Problem to solve – Which lines in the material below contain the word "status"? Copy each of them.

Information given –
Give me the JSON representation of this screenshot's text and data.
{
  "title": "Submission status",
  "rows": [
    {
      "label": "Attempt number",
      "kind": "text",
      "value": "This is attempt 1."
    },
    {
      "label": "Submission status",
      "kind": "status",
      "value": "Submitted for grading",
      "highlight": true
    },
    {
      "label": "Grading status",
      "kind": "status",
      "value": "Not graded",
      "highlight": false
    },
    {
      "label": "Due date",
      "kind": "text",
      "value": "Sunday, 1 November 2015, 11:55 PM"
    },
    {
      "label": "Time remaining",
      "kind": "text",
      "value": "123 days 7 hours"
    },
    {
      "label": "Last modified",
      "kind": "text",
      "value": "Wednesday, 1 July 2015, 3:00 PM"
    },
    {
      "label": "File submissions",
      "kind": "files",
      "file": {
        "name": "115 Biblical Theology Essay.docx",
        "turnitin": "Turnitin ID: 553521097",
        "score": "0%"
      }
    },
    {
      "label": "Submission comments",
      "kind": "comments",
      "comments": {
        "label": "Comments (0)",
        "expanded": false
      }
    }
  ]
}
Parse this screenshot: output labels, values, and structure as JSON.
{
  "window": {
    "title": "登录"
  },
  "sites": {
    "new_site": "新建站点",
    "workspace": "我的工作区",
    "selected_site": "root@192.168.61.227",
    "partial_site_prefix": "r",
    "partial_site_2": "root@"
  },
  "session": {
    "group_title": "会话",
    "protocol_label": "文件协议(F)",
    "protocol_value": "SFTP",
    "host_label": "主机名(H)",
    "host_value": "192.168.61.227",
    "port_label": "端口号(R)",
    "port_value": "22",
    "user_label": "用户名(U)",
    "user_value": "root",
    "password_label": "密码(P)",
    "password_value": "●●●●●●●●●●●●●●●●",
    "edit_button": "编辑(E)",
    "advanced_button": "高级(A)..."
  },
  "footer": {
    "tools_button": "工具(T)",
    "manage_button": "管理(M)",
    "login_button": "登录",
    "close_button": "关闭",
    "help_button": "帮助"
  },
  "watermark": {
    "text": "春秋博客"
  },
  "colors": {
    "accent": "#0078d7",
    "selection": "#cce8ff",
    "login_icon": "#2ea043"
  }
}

Task solution –
  "title": "Submission status",
      "label": "Submission status",
      "kind": "status",
      "label": "Grading status",
      "kind": "status",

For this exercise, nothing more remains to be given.